“As concerns about the health implications of smoking persisted — and then increased — in the 1930s and 1940s, advertising explicitly addressed these anxieties…. R. J. Reynolds fixed on the likely notion that smokers would be attracted to the brand that their physician chose, and that physicians would advocate for a brand that lionized the medical profession….
“The ‘More Doctors Smoke Camels’ campaign was apparently based on the work of A. Grant Clarke, a William Esty ad executive, on loan to R. J. Reynolds to establish a Medical Relations Division. Clarke would distributed free packs of Camels at medical conventions; pollsters from an ‘independent research organization’ would then be sent to ask the physicians what brand of cigarettes they were carrying.”

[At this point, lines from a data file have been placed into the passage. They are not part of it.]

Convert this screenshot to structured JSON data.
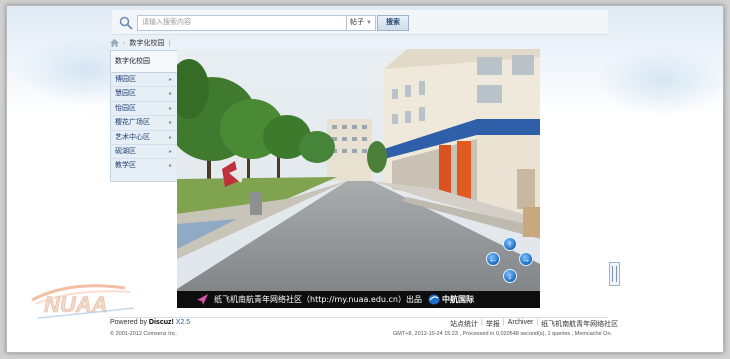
{
  "search": {
    "placeholder": "请输入搜索内容",
    "type_selected": "帖子",
    "button_label": "搜索"
  },
  "breadcrumb": {
    "current": "数字化校园"
  },
  "sidebar": {
    "title": "数字化校园",
    "items": [
      {
        "label": "博园区"
      },
      {
        "label": "慧园区"
      },
      {
        "label": "怡园区"
      },
      {
        "label": "樱花广场区"
      },
      {
        "label": "艺术中心区"
      },
      {
        "label": "砚湖区"
      },
      {
        "label": "教学区"
      }
    ]
  },
  "panorama": {
    "banner_text": "纸飞机南航青年网络社区（http://my.nuaa.edu.cn）出品",
    "banner_brand": "中航国际",
    "nav_icons": [
      "arrow-up-icon",
      "arrow-left-icon",
      "arrow-right-icon",
      "arrow-down-icon"
    ]
  },
  "logo": {
    "text": "NUAA"
  },
  "footer": {
    "powered_prefix": "Powered by ",
    "powered_brand": "Discuz!",
    "powered_version": " X2.5",
    "copyright": "© 2001-2012 Comsenz Inc.",
    "links": [
      "站点统计",
      "举报",
      "Archiver",
      "纸飞机南航青年网络社区"
    ],
    "meta": "GMT+8, 2012-10-24 15:23 , Processed in 0.020548 second(s), 1 queries , Memcache On."
  },
  "colors": {
    "accent": "#1c3d6e",
    "banner_bg": "#0d0d0d",
    "sidebar_bg": "#e6eef6"
  }
}
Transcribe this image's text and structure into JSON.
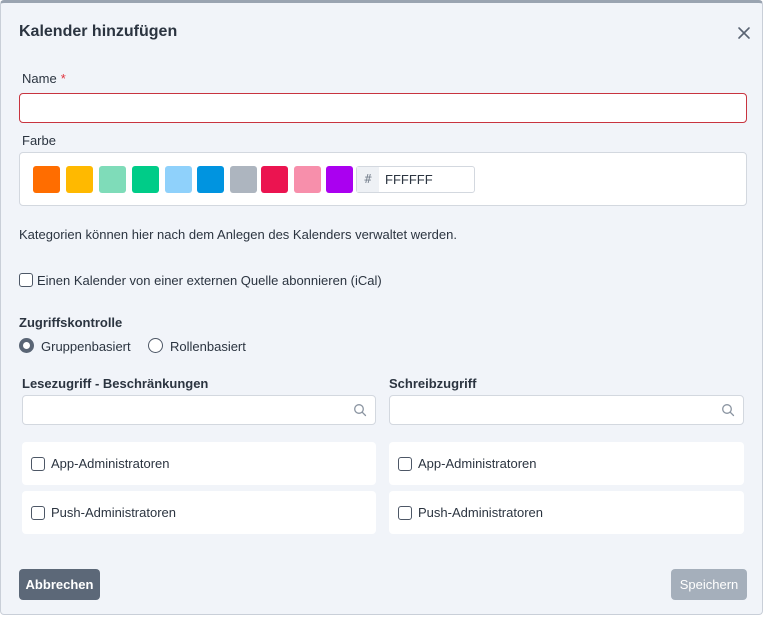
{
  "dialog": {
    "title": "Kalender hinzufügen",
    "close_icon": "close-icon"
  },
  "name": {
    "label": "Name",
    "required_mark": "*",
    "value": "",
    "border_color": "#c8343f"
  },
  "color": {
    "label": "Farbe",
    "swatches": [
      "#ff6d00",
      "#ffb900",
      "#7fdcb9",
      "#00cc88",
      "#8fd1fb",
      "#0094e0",
      "#adb5bf",
      "#eb1450",
      "#f78fab",
      "#aa00f0"
    ],
    "hash": "#",
    "hex_value": "FFFFFF"
  },
  "note": "Kategorien können hier nach dem Anlegen des Kalenders verwaltet werden.",
  "subscribe": {
    "label": "Einen Kalender von einer externen Quelle abonnieren (iCal)",
    "checked": false
  },
  "access": {
    "heading": "Zugriffskontrolle",
    "options": [
      {
        "label": "Gruppenbasiert",
        "selected": true
      },
      {
        "label": "Rollenbasiert",
        "selected": false
      }
    ]
  },
  "read": {
    "heading": "Lesezugriff - Beschränkungen",
    "search_value": "",
    "search_icon": "search-icon",
    "items": [
      {
        "label": "App-Administratoren",
        "checked": false
      },
      {
        "label": "Push-Administratoren",
        "checked": false
      }
    ]
  },
  "write": {
    "heading": "Schreibzugriff",
    "search_value": "",
    "search_icon": "search-icon",
    "items": [
      {
        "label": "App-Administratoren",
        "checked": false
      },
      {
        "label": "Push-Administratoren",
        "checked": false
      }
    ]
  },
  "buttons": {
    "cancel": "Abbrechen",
    "save": "Speichern"
  },
  "colors": {
    "background": "#f1f4f9",
    "primary_button": "#5c6878",
    "disabled_button": "#a5afbb"
  }
}
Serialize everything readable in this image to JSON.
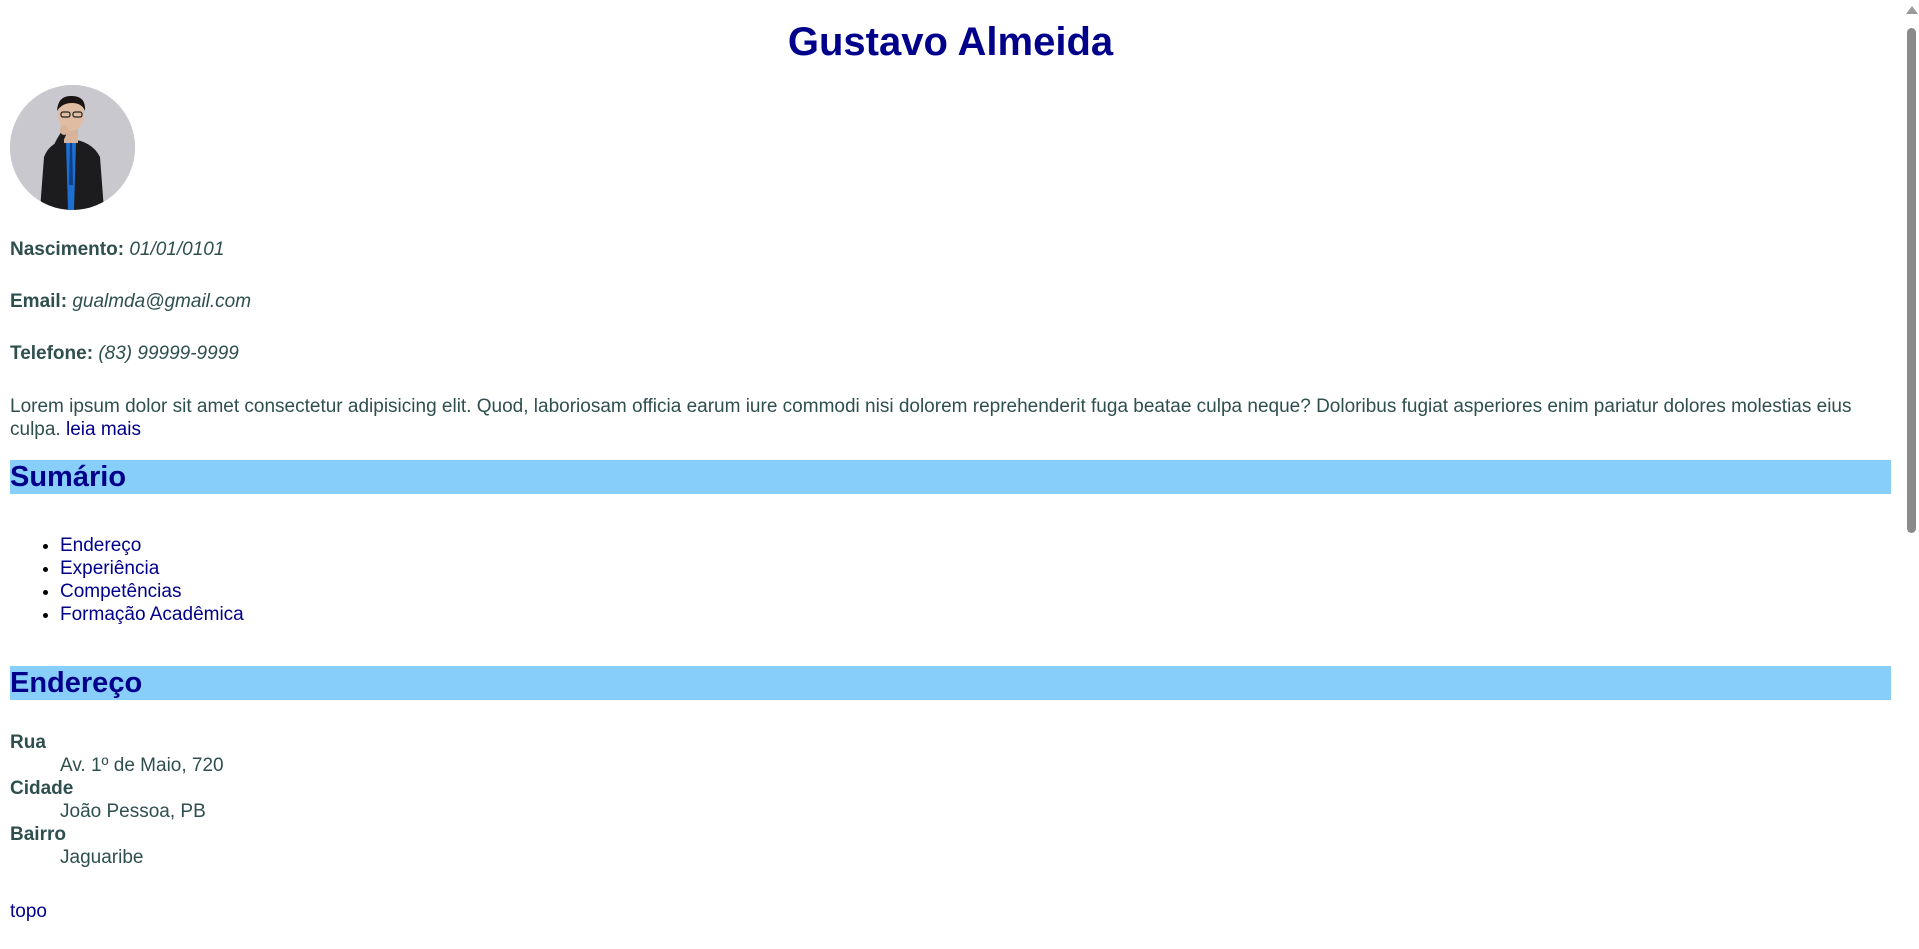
{
  "header": {
    "title": "Gustavo Almeida"
  },
  "profile": {
    "birth_label": "Nascimento:",
    "birth_value": "01/01/0101",
    "email_label": "Email:",
    "email_value": "gualmda@gmail.com",
    "phone_label": "Telefone:",
    "phone_value": "(83) 99999-9999",
    "bio": "Lorem ipsum dolor sit amet consectetur adipisicing elit. Quod, laboriosam officia earum iure commodi nisi dolorem reprehenderit fuga beatae culpa neque? Doloribus fugiat asperiores enim pariatur dolores molestias eius culpa.",
    "read_more": "leia mais"
  },
  "summary": {
    "heading": "Sumário",
    "items": [
      "Endereço",
      "Experiência",
      "Competências",
      "Formação Acadêmica"
    ]
  },
  "address": {
    "heading": "Endereço",
    "street_label": "Rua",
    "street_value": "Av. 1º de Maio, 720",
    "city_label": "Cidade",
    "city_value": "João Pessoa, PB",
    "district_label": "Bairro",
    "district_value": "Jaguaribe"
  },
  "footer": {
    "top_link": "topo"
  },
  "colors": {
    "title": "#00008b",
    "link": "#00008b",
    "section_bg": "#87cefa",
    "text": "#2f4f4f"
  }
}
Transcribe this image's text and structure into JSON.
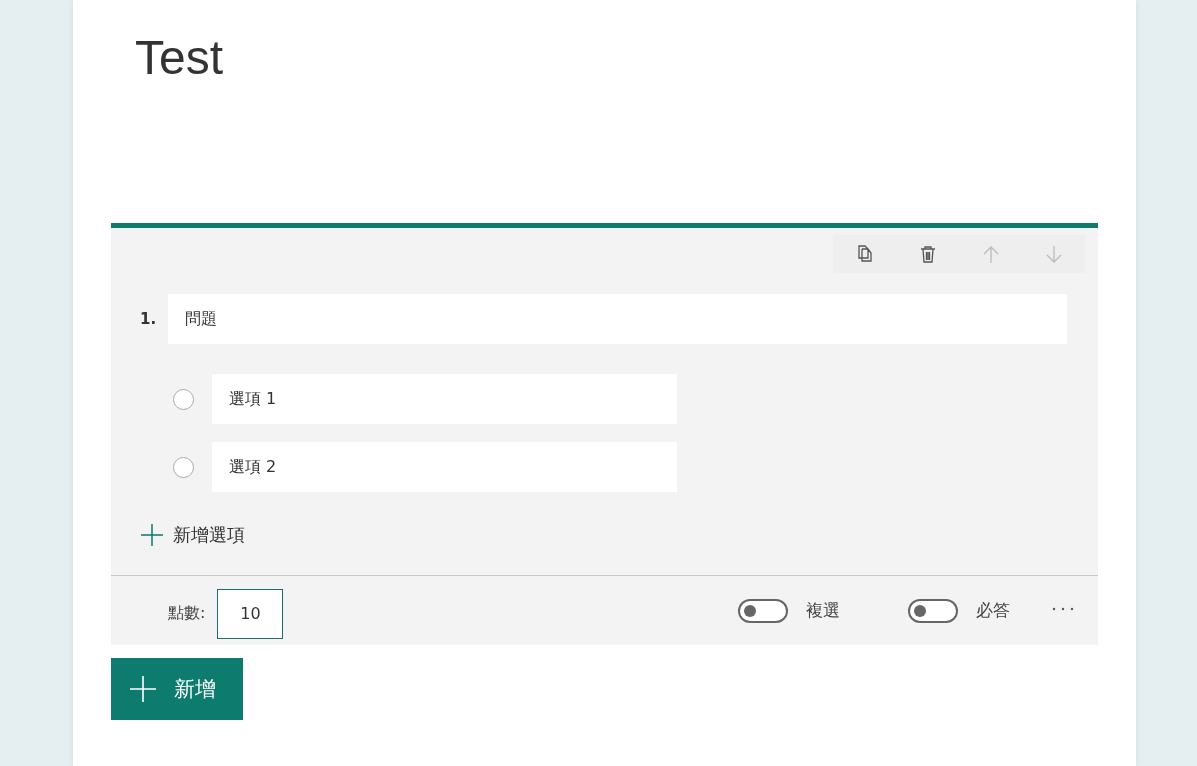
{
  "form_title": "Test",
  "question": {
    "number": "1.",
    "title": "問題",
    "toolbar": [
      {
        "kind": "copy",
        "disabled": false
      },
      {
        "kind": "delete",
        "disabled": false
      },
      {
        "kind": "up",
        "disabled": true
      },
      {
        "kind": "down",
        "disabled": true
      }
    ],
    "options": [
      {
        "text": "選項 1",
        "selected": false
      },
      {
        "text": "選項 2",
        "selected": false
      }
    ],
    "add_option": "新增選項",
    "points_label": "點數:",
    "points_value": "10",
    "toggles": [
      {
        "label": "複選",
        "on": false
      },
      {
        "label": "必答",
        "on": false
      }
    ]
  },
  "add_button": "新增"
}
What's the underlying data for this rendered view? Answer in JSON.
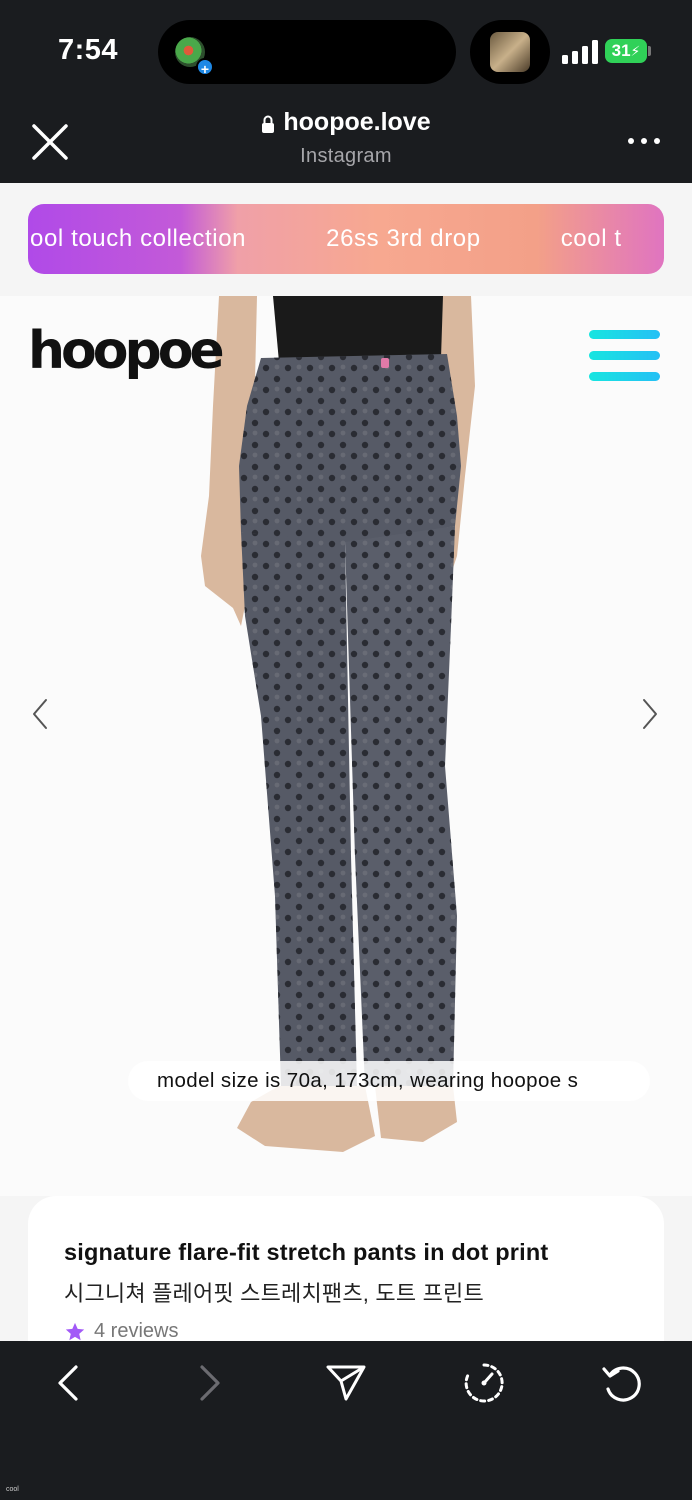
{
  "status_bar": {
    "time": "7:54",
    "battery": "31",
    "icons": [
      "app-activity-icon",
      "now-playing-artwork",
      "cellular-signal-icon",
      "battery-charging-icon"
    ]
  },
  "browser_header": {
    "domain": "hoopoe.love",
    "source_app": "Instagram",
    "close_icon": "close-icon",
    "more_icon": "more-options-icon",
    "lock_icon": "lock-icon"
  },
  "promo_banner": {
    "items": [
      "ool touch collection",
      "26ss 3rd drop",
      "cool t"
    ],
    "colors": {
      "start": "#b04ae8",
      "mid": "#f7a890",
      "end": "#e074c0"
    }
  },
  "site_header": {
    "logo": "hoopoe",
    "menu_icon": "hamburger-menu-icon",
    "menu_color": "#17e5e0"
  },
  "gallery": {
    "prev_icon": "chevron-left-icon",
    "next_icon": "chevron-right-icon",
    "caption": "model size is 70a, 173cm, wearing hoopoe s"
  },
  "product": {
    "title_en": "signature flare-fit stretch pants in dot print",
    "title_ko": "시그니쳐 플레어핏 스트레치팬츠, 도트 프린트",
    "reviews": "4 reviews",
    "star_color": "#a259f7"
  },
  "toolbar": {
    "buttons": [
      "back-icon",
      "forward-icon",
      "share-icon",
      "history-icon",
      "reload-icon"
    ]
  },
  "corner_label": "cool"
}
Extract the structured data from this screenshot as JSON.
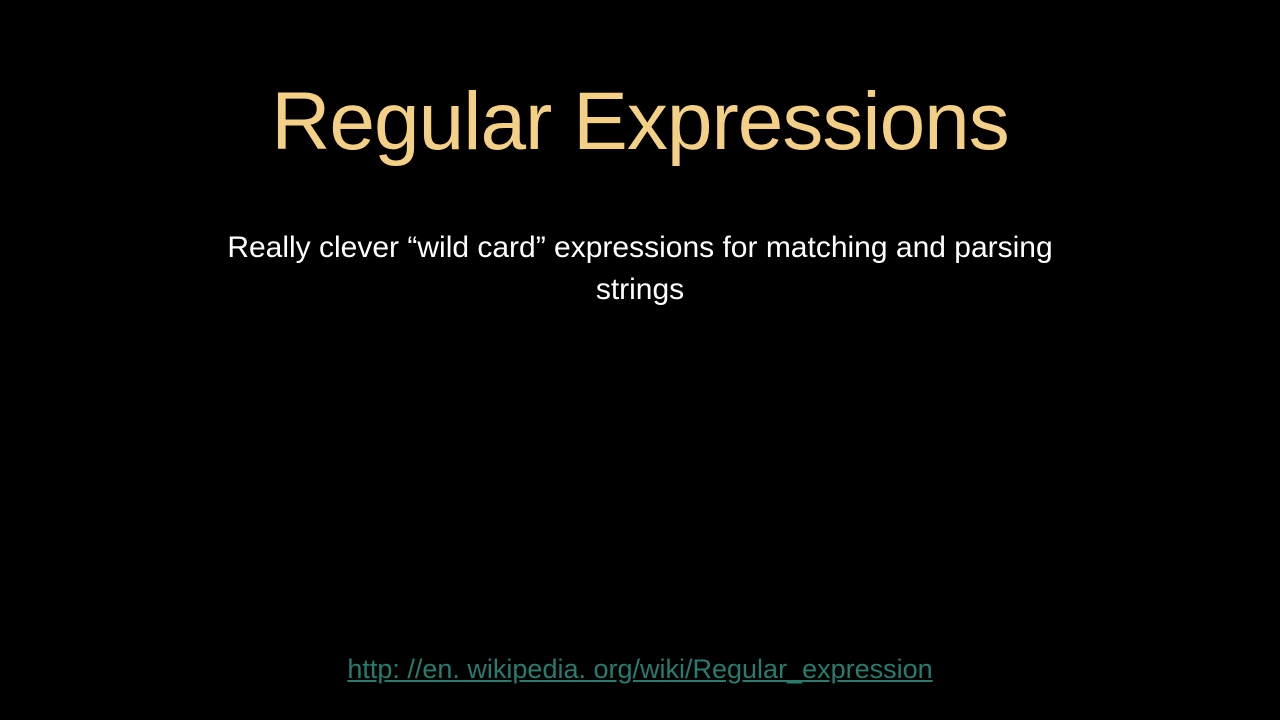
{
  "slide": {
    "title": "Regular Expressions",
    "subtitle": "Really clever “wild card” expressions for matching and parsing strings",
    "link_text": "http: //en. wikipedia. org/wiki/Regular_expression"
  }
}
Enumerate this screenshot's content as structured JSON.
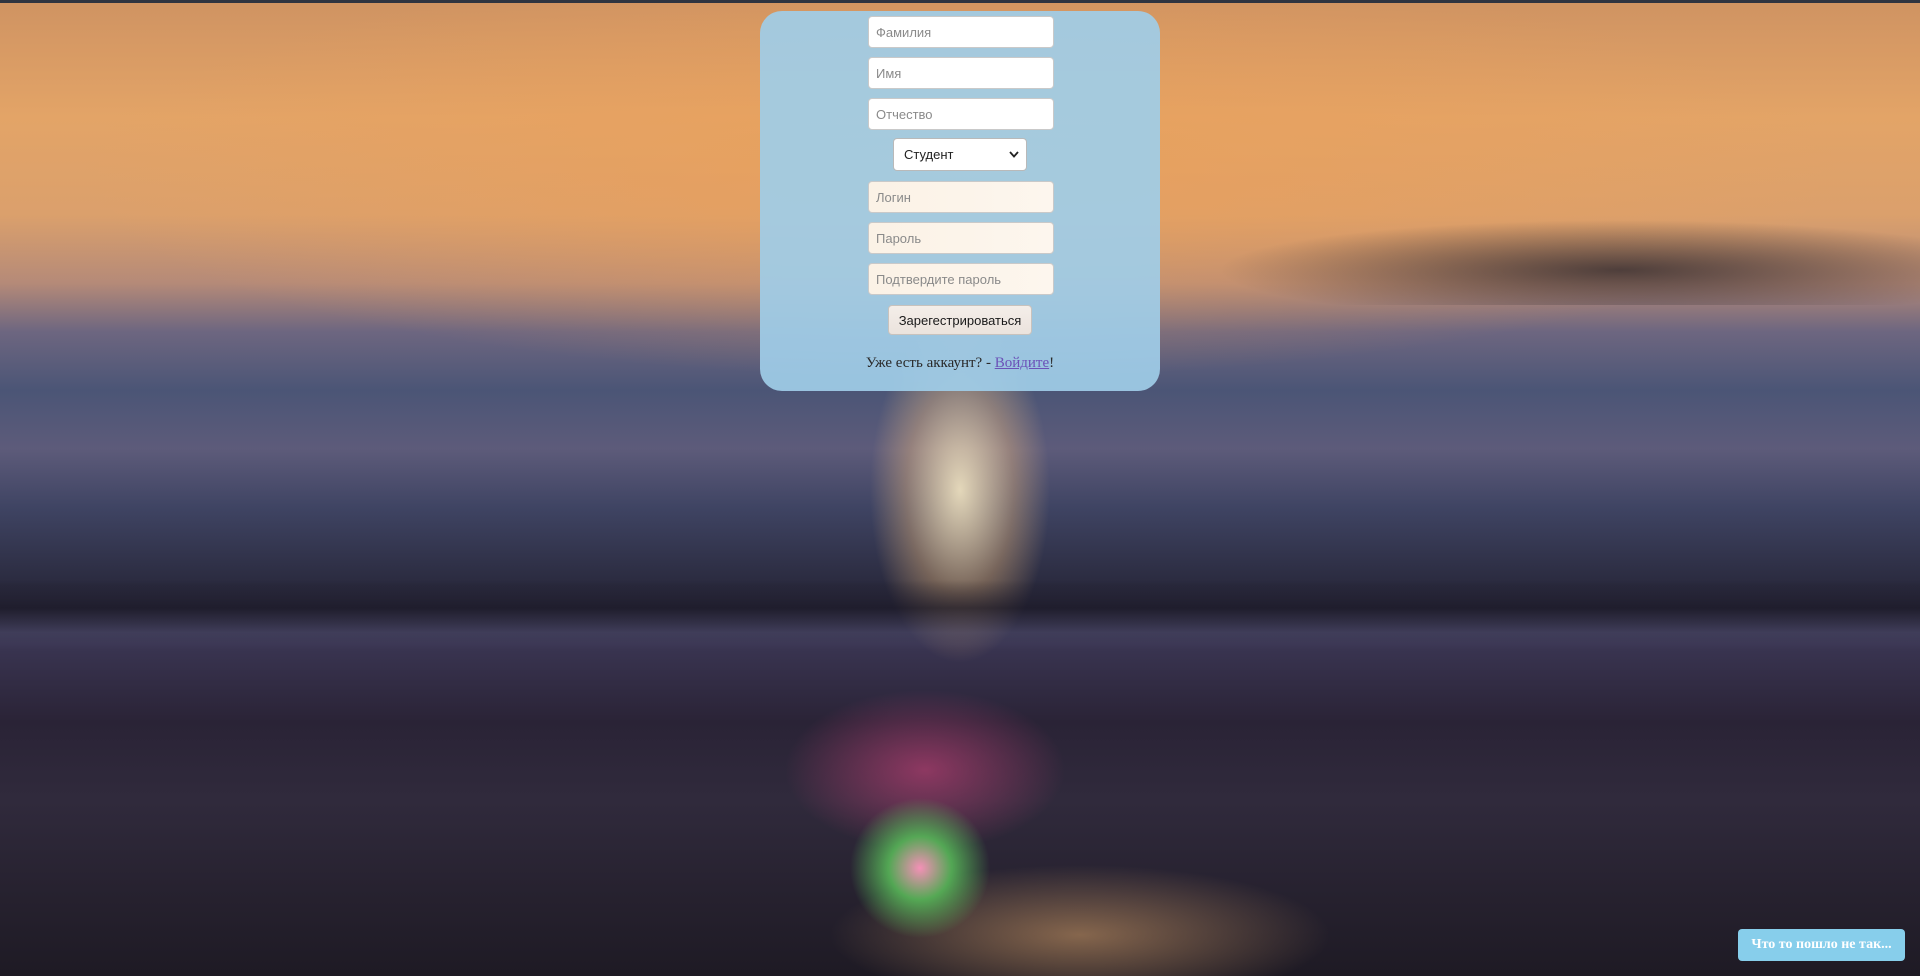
{
  "form": {
    "last_name_placeholder": "Фамилия",
    "first_name_placeholder": "Имя",
    "patronymic_placeholder": "Отчество",
    "role_selected": "Студент",
    "login_placeholder": "Логин",
    "password_placeholder": "Пароль",
    "confirm_password_placeholder": "Подтвердите пароль",
    "submit_label": "Зарегестрироваться"
  },
  "footer": {
    "have_account_text": "Уже есть аккаунт? - ",
    "login_link_text": "Войдите",
    "exclamation": "!"
  },
  "help_button": {
    "label": "Что то пошло не так..."
  },
  "colors": {
    "card_bg": "#a0cde8",
    "help_button_bg": "#87ceeb",
    "link": "#6b52b8"
  }
}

— From “The Cigarette Century: The Rise, Fall and Deadly Persistence of the Product that Defined America” (2007) by Allan M. Brandt